Problem description: Your answer is to be the count alone: the number of lines in the data below where "kind" appears.

Data for this exercise:
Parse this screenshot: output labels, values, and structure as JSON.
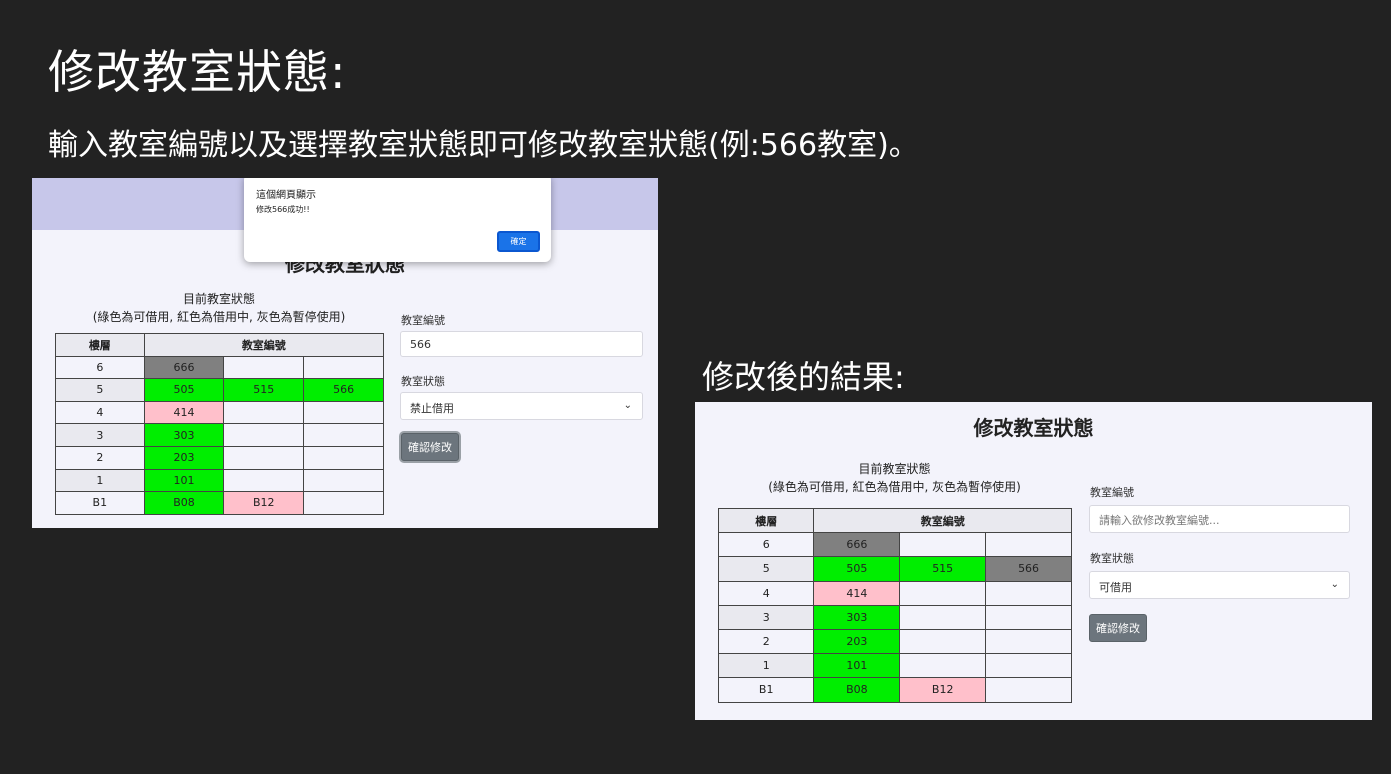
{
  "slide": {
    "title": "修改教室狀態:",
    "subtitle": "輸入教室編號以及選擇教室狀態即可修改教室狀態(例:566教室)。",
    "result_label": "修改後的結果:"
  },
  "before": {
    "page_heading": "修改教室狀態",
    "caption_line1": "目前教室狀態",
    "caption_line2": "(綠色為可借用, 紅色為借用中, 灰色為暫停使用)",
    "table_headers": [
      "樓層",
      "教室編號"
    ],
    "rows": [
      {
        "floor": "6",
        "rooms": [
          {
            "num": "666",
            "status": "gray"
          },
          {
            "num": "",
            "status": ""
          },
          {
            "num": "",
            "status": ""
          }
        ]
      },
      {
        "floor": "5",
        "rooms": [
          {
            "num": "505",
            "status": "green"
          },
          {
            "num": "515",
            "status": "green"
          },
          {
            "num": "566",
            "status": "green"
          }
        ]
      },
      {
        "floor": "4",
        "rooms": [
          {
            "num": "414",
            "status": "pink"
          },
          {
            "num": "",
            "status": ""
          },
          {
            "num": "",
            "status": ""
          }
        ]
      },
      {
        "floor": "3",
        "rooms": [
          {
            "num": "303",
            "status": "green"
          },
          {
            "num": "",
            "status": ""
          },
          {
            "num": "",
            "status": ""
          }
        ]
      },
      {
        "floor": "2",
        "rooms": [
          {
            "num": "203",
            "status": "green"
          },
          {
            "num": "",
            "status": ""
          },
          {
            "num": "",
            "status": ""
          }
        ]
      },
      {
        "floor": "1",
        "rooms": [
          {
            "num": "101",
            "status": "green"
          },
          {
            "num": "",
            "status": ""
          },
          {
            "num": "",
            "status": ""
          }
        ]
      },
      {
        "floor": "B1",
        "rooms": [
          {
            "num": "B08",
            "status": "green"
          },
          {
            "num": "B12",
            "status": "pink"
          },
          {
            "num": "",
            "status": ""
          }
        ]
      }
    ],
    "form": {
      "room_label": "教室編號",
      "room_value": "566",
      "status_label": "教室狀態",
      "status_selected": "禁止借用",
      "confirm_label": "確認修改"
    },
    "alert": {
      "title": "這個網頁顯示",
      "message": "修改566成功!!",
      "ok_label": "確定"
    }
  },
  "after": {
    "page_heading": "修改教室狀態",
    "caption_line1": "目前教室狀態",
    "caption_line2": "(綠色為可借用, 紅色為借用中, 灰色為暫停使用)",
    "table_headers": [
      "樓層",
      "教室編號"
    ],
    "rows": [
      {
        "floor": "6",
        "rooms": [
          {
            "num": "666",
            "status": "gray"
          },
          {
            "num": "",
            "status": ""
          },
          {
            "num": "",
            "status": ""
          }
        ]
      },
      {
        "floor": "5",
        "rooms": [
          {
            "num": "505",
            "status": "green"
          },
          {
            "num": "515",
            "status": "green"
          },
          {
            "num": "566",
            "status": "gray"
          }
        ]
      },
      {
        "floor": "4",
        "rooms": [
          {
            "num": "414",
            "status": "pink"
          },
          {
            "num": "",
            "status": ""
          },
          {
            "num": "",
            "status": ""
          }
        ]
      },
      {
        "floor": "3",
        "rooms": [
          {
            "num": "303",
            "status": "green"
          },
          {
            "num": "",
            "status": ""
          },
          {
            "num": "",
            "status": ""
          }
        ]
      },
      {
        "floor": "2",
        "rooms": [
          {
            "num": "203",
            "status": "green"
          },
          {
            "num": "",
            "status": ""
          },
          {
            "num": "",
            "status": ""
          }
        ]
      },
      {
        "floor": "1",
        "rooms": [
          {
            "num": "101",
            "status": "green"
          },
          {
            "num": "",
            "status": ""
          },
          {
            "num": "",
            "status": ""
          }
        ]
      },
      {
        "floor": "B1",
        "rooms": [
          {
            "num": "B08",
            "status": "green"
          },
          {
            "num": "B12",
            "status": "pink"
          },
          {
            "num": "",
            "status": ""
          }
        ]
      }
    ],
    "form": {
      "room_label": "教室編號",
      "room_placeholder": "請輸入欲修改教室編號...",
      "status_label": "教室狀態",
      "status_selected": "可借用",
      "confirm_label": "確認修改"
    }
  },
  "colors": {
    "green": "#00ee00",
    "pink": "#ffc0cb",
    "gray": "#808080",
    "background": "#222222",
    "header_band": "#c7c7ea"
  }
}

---

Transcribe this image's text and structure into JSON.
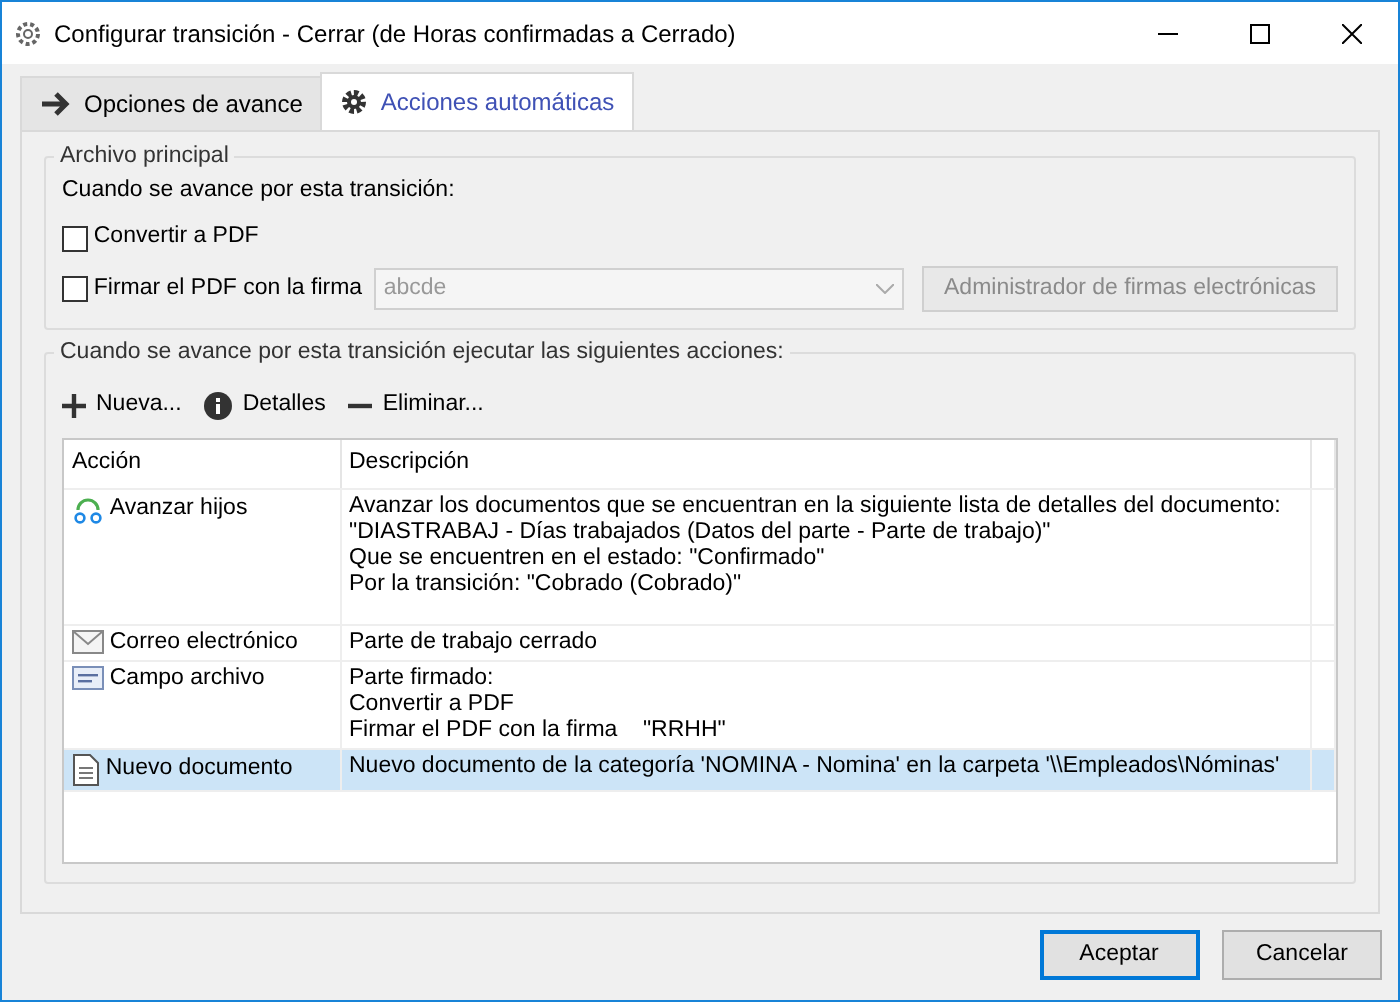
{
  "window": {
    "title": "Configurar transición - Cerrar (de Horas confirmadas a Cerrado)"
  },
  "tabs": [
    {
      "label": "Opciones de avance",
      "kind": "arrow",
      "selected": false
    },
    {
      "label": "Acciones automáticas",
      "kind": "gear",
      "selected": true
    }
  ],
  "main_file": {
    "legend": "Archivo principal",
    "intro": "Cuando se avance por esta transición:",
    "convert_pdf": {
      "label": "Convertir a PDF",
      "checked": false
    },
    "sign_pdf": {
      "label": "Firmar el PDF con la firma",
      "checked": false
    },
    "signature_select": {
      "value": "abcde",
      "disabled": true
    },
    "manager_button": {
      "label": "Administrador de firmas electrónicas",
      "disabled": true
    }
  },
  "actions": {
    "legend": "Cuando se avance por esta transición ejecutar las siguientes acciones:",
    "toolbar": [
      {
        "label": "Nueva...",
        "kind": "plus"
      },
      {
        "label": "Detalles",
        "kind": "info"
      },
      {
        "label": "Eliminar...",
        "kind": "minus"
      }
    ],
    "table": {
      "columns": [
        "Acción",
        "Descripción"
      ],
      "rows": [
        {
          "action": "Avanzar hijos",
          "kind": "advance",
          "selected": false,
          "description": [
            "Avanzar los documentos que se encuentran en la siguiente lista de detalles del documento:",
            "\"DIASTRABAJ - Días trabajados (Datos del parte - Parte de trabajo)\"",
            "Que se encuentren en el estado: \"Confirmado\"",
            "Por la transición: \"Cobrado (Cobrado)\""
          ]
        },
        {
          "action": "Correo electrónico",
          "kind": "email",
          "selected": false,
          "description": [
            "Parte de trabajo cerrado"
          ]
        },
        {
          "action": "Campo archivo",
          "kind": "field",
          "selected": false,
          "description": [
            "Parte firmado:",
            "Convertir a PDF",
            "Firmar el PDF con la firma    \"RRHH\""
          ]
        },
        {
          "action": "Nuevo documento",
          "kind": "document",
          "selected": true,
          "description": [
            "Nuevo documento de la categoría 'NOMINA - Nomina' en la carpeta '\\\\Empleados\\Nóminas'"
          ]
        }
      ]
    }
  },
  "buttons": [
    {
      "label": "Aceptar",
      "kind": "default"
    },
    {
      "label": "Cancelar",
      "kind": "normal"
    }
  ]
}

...

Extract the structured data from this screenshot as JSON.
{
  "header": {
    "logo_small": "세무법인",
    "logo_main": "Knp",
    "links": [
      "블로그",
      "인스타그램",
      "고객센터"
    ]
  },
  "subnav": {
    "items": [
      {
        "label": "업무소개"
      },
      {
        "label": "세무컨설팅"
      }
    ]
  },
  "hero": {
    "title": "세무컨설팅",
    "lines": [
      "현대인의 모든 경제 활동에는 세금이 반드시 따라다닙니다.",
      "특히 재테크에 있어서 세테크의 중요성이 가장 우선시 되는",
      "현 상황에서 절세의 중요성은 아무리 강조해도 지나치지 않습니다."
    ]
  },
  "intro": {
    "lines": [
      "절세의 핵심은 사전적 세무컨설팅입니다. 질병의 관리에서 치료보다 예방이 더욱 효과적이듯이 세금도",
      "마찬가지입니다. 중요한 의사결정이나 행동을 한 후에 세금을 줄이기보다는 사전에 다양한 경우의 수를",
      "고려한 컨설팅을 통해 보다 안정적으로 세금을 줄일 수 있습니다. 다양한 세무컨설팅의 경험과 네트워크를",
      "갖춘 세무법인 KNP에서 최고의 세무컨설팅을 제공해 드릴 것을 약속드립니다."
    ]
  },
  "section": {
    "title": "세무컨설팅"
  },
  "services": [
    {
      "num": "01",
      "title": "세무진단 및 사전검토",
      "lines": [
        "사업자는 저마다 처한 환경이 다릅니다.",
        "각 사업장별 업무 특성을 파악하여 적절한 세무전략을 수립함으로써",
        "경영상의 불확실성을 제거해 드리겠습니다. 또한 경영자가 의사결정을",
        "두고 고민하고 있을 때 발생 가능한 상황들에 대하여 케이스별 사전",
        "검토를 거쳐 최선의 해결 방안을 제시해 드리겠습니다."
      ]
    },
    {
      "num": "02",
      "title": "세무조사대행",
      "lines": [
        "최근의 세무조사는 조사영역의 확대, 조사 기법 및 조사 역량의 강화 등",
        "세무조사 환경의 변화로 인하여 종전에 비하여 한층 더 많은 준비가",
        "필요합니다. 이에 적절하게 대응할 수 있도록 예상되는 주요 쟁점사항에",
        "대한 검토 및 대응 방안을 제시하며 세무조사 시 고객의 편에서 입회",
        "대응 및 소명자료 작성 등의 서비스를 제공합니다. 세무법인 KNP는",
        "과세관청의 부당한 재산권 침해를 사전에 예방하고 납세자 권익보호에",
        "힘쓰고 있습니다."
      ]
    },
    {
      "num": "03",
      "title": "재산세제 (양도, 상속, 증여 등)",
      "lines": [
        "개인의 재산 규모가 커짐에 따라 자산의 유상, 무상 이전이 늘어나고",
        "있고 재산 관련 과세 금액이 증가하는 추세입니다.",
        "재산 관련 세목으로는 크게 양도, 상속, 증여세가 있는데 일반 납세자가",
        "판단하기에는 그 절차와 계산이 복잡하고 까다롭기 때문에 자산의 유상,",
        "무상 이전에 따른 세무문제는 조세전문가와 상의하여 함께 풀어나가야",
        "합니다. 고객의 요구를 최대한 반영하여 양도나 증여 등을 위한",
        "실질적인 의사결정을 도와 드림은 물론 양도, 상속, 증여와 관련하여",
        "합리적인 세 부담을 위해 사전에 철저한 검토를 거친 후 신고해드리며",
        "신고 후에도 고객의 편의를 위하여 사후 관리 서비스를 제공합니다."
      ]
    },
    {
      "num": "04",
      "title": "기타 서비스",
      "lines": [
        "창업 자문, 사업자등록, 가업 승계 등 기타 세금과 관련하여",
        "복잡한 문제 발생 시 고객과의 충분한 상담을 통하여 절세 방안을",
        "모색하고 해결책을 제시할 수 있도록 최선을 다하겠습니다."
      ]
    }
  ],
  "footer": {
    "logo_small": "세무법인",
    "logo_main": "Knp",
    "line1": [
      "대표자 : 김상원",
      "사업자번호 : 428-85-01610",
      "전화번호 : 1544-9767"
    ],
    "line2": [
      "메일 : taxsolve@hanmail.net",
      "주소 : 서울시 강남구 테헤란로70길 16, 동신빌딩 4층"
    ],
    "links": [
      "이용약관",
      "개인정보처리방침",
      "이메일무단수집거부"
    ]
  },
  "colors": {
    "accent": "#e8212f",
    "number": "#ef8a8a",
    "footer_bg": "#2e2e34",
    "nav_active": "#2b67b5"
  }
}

Solution for this problem: 11